By Chelle Delaney: QCS associate publisher
Yes, it’s early, but shouldn’t Democrats start mixing it up with Republicans?
That’s what was just suggested in a recent piece in the New York Times.
What we’ve been getting is a series of so-called “debates” that pit Republicans against Republicans and Democrats against Democrats.
How long do we have to wait before the candidates of different persuasions start debating with each other? You know, Democrats versus Republicans.
All the current “debates” are doing is exhibiting the dissension within the parties. Why can’t the candidates for both parties face each other?
Debates are a good thing. Presidential debates used to be sponsored by League of Women Voters, but in 1987 the Commission on Presidential Debates (CPD) was established “to ensure that debates, as a permanent part of every general election, provide the best possible information to viewers and listeners.”
The commission, which is nonpartisan and nonprofit, has sponsored all the presidential debates between 1988 and 2004.
Of course, most of those debates (but not all) were held after the primaries and conventions had decided who each party’s candidates would be.
But if you look at the CPD Web site — www.debates.org — you’ll get a great sense of what previous presidential and vice presidential debates were like — and what current debates could be like.
The Commission on Public Debates’ Web site not only gives you details on the above debates, you can get transcripts of what the debaters said.
And maybe what was said in years past might be more informative than what is being said today … in these one-party debates.
Author-reporter for U.S. News & World Report Michael Barone reminds us that, in 1987, Tom Brokaw of NBC News brought us a televised debate between six Republican and six Democratic presidential candidates. That’s right, the presidential candidates for both parties had at it with one another.
And people watched. That 1987 debate between the candidates of both parties topped 18 million viewers.
Our current debates? Their audiences range from less than a million to just a little more than 3 million.
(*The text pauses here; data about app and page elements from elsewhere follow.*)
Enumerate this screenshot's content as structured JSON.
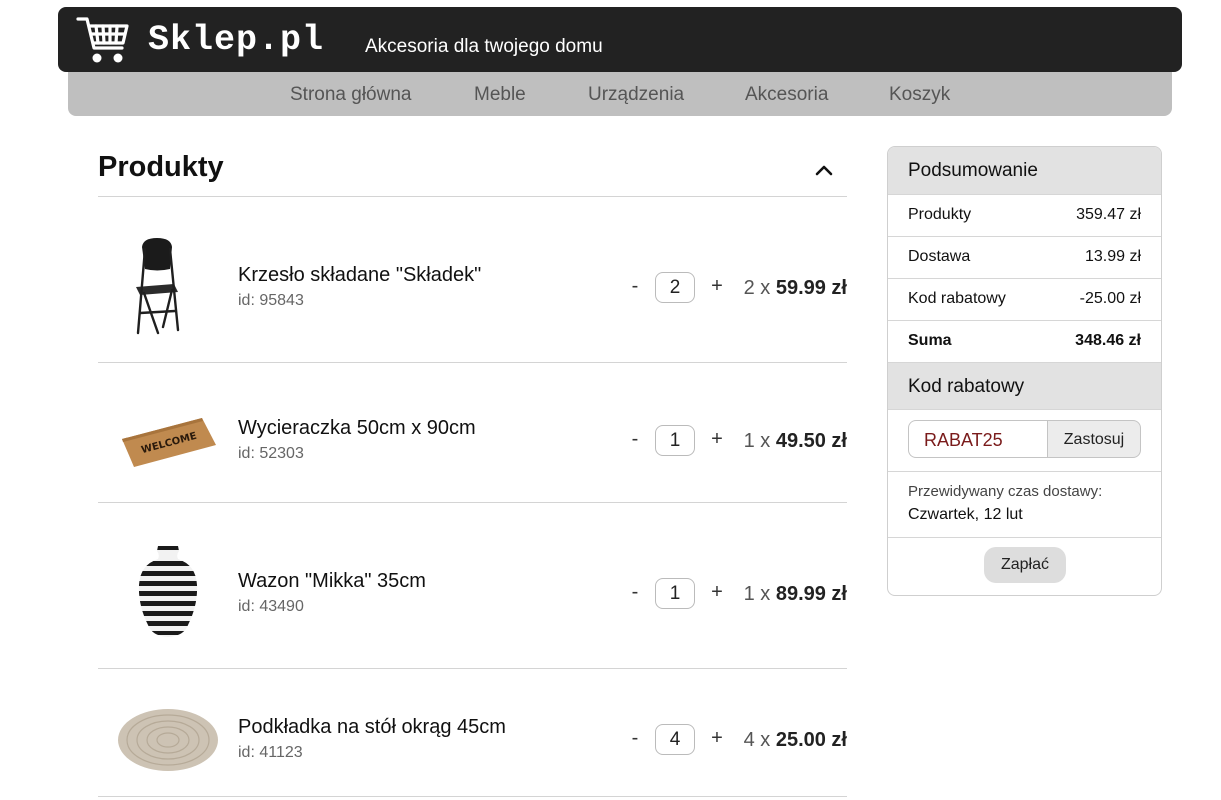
{
  "header": {
    "brand": "Sklep.pl",
    "tagline": "Akcesoria dla twojego domu",
    "logo_icon": "shopping-cart-icon"
  },
  "nav": {
    "items": [
      "Strona główna",
      "Meble",
      "Urządzenia",
      "Akcesoria",
      "Koszyk"
    ]
  },
  "products": {
    "title": "Produkty",
    "collapse_icon": "chevron-up-icon",
    "items": [
      {
        "name": "Krzesło składane \"Składek\"",
        "id": "id: 95843",
        "qty": "2",
        "minus": "-",
        "plus": "+",
        "qty_prefix": "2 x",
        "price": "59.99 zł"
      },
      {
        "name": "Wycieraczka 50cm x 90cm",
        "id": "id: 52303",
        "qty": "1",
        "minus": "-",
        "plus": "+",
        "qty_prefix": "1 x",
        "price": "49.50 zł",
        "image_text": "WELCOME"
      },
      {
        "name": "Wazon \"Mikka\" 35cm",
        "id": "id: 43490",
        "qty": "1",
        "minus": "-",
        "plus": "+",
        "qty_prefix": "1 x",
        "price": "89.99 zł"
      },
      {
        "name": "Podkładka na stół okrąg 45cm",
        "id": "id: 41123",
        "qty": "4",
        "minus": "-",
        "plus": "+",
        "qty_prefix": "4 x",
        "price": "25.00 zł"
      }
    ]
  },
  "summary": {
    "title": "Podsumowanie",
    "rows": [
      {
        "label": "Produkty",
        "value": "359.47 zł"
      },
      {
        "label": "Dostawa",
        "value": "13.99 zł"
      },
      {
        "label": "Kod rabatowy",
        "value": "-25.00 zł"
      },
      {
        "label": "Suma",
        "value": "348.46 zł"
      }
    ],
    "coupon_title": "Kod rabatowy",
    "coupon_value": "RABAT25",
    "apply_label": "Zastosuj",
    "delivery_label": "Przewidywany czas dostawy:",
    "delivery_value": "Czwartek, 12 lut",
    "pay_label": "Zapłać"
  }
}
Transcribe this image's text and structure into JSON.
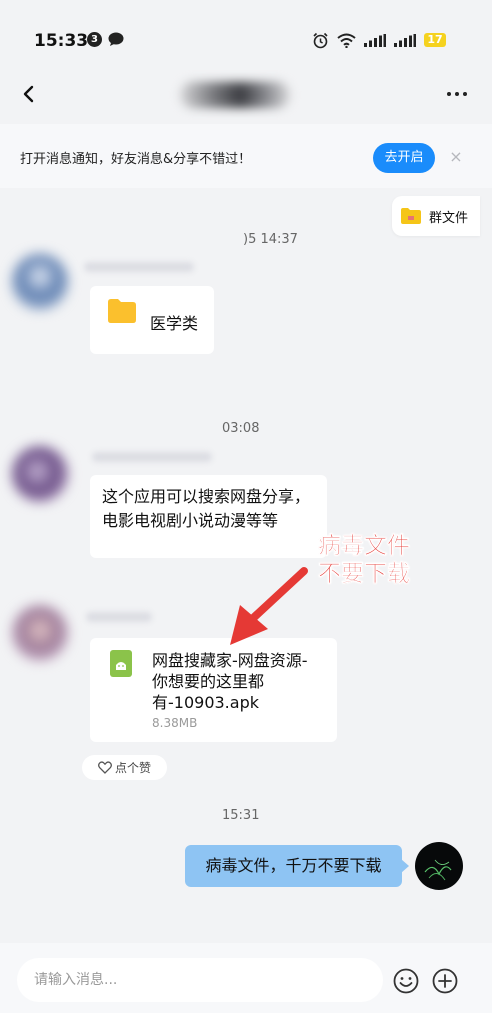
{
  "status_bar": {
    "time": "15:33",
    "notification_count": "3",
    "battery": "17"
  },
  "banner": {
    "text": "打开消息通知，好友消息&分享不错过！",
    "button_label": "去开启",
    "close_glyph": "×"
  },
  "group_files": {
    "label": "群文件"
  },
  "messages": {
    "timestamp_1": ")5 14:37",
    "folder_label": "医学类",
    "timestamp_2": "03:08",
    "text_message": "这个应用可以搜索网盘分享，电影电视剧小说动漫等等",
    "timestamp_3": "",
    "file_name": "网盘搜藏家-网盘资源-你想要的这里都有-10903.apk",
    "file_size": "8.38MB",
    "like_label": "点个赞",
    "timestamp_4": "15:31",
    "outgoing_text": "病毒文件，千万不要下载"
  },
  "annotation": {
    "line1": "病毒文件",
    "line2": "不要下载",
    "color": "#e53935"
  },
  "input": {
    "placeholder": "请输入消息..."
  },
  "icons": [
    "back-arrow-icon",
    "more-dots-icon",
    "folder-icon",
    "apk-file-icon",
    "heart-icon",
    "emoji-icon",
    "plus-circle-icon",
    "alarm-icon",
    "wifi-icon",
    "signal-icon"
  ]
}
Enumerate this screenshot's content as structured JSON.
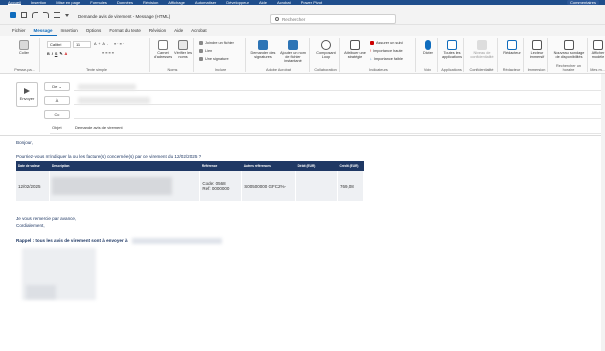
{
  "top_menu": [
    "Accueil",
    "Insertion",
    "Mise en page",
    "Formules",
    "Données",
    "Révision",
    "Affichage",
    "Automatiser",
    "Développeur",
    "Aide",
    "Acrobat",
    "Power Pivot"
  ],
  "top_right": "Commentaires",
  "window": {
    "title": "Demande avis de virement - Message (HTML)",
    "search_placeholder": "Rechercher"
  },
  "tabs": [
    "Fichier",
    "Message",
    "Insertion",
    "Options",
    "Format du texte",
    "Révision",
    "Aide",
    "Acrobat"
  ],
  "active_tab_index": 1,
  "ribbon": {
    "clipboard": {
      "paste": "Coller",
      "group": "Presse-pa..."
    },
    "font": {
      "name": "Calibri",
      "size": "11",
      "group": "Texte simple"
    },
    "names": {
      "address_book": "Carnet d'adresses",
      "check_names": "Vérifier les noms",
      "group": "Noms"
    },
    "include": {
      "attach": "Joindre un fichier",
      "link": "Lien",
      "signature": "Une signature",
      "group": "Inclure"
    },
    "signatures": {
      "btn1": "Demander des signatures",
      "btn2": "Ajouter un nom de fichier instantané",
      "group": "Adobe Acrobat"
    },
    "collab": {
      "btn": "Composant Loop",
      "group": "Collaboration"
    },
    "tags": {
      "assign": "Attribuer une stratégie",
      "tracking": "Assurer un suivi",
      "high": "Importance haute",
      "low": "Importance faible",
      "group": "Indicateurs"
    },
    "voice": {
      "btn": "Dicter",
      "group": "Voix"
    },
    "apps": {
      "btn": "Toutes les applications",
      "group": "Applications"
    },
    "sensitivity": {
      "btn": "Niveau de confidentialité",
      "group": "Confidentialité"
    },
    "editor": {
      "btn": "Rédacteur",
      "group": "Rédacteur"
    },
    "reader": {
      "btn": "Lecteur immersif",
      "group": "Immersion"
    },
    "schedule": {
      "btn": "Nouveau sondage de disponibilités",
      "group": "Rechercher un horaire"
    },
    "extra": {
      "btn": "Afficher modèle",
      "group": "Mes m..."
    }
  },
  "compose": {
    "send": "Envoyer",
    "from": "De",
    "to": "À",
    "cc": "Cc",
    "subject_label": "Objet",
    "subject": "Demande avis de virement"
  },
  "body": {
    "greeting": "Bonjour,",
    "question": "Pourriez-vous m'indiquer la ou les facture(s) concernée(s) par ce virement du 12/02/2025 ?",
    "table": {
      "headers": [
        "Date de valeur",
        "Description",
        "Référence",
        "Autres références",
        "Débit (EUR)",
        "Crédit (EUR)"
      ],
      "row": {
        "date": "12/02/2025",
        "code": "Code: 0568",
        "ref": "Ref: 0000000",
        "other": "S00500000 GFC2%-",
        "debit": "",
        "credit": "769,08"
      }
    },
    "thanks": "Je vous remercie par avance,",
    "closing": "Cordialement,",
    "rappel": "Rappel : tous les avis de virement sont à envoyer à"
  },
  "colors": {
    "brand": "#0f6cbd",
    "table_header": "#1f3864",
    "body_text": "#1f3864"
  }
}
What about the debates in years gone by? The Commission on Presidential Debates has the figures for the debates it sponsored.
Each of the four 1960 debates between President (R) Richard M. Nixon and Senator (D) John F. Kennedy drew more than 60 million viewers.
And in 1980 when President (D) Jimmy Carter debated with the former Governor of California (R) Ronald Reagan, the audience was, according to Nielsen Media Research, 80.6 million.
By the way, the sponsor of all these debates was the Commission on Presidential Debates.
These audience numbers should show the value of real two-party debates.
Such debates would bring candidates of both parties to face one another and debate with one another. And should draw a larger audience — Republicans and Democrats and independents.
Such debates would give the voters/viewers of each party an opportunity to hear the arguments of the other party. And would give independent voters a chance to hear both sides.
With apologies to Barone, “Is anyone out there willing to step forward and sponsor such a debate?”
Chelle Delaney is associate publisher of the Quay County Sun. She can be reached by calling 461-1952 or by emailing: firstname.lastname@example.org